> Assignment:
Each record listed below is to be output exactly as written.

> Data to process:
________________________

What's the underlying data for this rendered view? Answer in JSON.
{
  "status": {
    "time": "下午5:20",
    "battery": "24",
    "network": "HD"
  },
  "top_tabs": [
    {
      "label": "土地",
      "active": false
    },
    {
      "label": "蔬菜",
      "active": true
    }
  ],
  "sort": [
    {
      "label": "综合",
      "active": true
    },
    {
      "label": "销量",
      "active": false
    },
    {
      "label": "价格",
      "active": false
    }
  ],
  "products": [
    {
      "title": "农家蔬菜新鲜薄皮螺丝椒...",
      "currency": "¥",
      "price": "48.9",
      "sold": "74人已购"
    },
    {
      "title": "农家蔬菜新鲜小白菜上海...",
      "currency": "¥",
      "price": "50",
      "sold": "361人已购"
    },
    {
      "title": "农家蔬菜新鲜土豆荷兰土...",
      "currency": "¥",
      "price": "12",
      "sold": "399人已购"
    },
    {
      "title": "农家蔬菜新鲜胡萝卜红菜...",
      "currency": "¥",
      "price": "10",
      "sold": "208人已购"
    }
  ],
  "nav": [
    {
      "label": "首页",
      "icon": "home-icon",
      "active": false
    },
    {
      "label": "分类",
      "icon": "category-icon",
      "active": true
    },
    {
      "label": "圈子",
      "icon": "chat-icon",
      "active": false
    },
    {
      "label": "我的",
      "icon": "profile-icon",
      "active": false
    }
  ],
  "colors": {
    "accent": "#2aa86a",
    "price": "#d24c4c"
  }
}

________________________

> Task answer:
What's the underlying data for this rendered view? Answer in JSON.
{
  "status": {
    "time": "下午5:20",
    "battery": "24",
    "network": "HD"
  },
  "top_tabs": [
    {
      "label": "土地",
      "active": false
    },
    {
      "label": "蔬菜",
      "active": true
    }
  ],
  "sort": [
    {
      "label": "综合",
      "active": true
    },
    {
      "label": "销量",
      "active": false
    },
    {
      "label": "价格",
      "active": false
    }
  ],
  "products": [
    {
      "title": "农家蔬菜新鲜薄皮螺丝椒...",
      "currency": "¥",
      "price": "48.9",
      "sold": "74人已购"
    },
    {
      "title": "农家蔬菜新鲜小白菜上海...",
      "currency": "¥",
      "price": "50",
      "sold": "361人已购"
    },
    {
      "title": "农家蔬菜新鲜土豆荷兰土...",
      "currency": "¥",
      "price": "12",
      "sold": "399人已购"
    },
    {
      "title": "农家蔬菜新鲜胡萝卜红菜...",
      "currency": "¥",
      "price": "10",
      "sold": "208人已购"
    }
  ],
  "nav": [
    {
      "label": "首页",
      "icon": "home-icon",
      "active": false
    },
    {
      "label": "分类",
      "icon": "category-icon",
      "active": true
    },
    {
      "label": "圈子",
      "icon": "chat-icon",
      "active": false
    },
    {
      "label": "我的",
      "icon": "profile-icon",
      "active": false
    }
  ],
  "colors": {
    "accent": "#2aa86a",
    "price": "#d24c4c"
  }
}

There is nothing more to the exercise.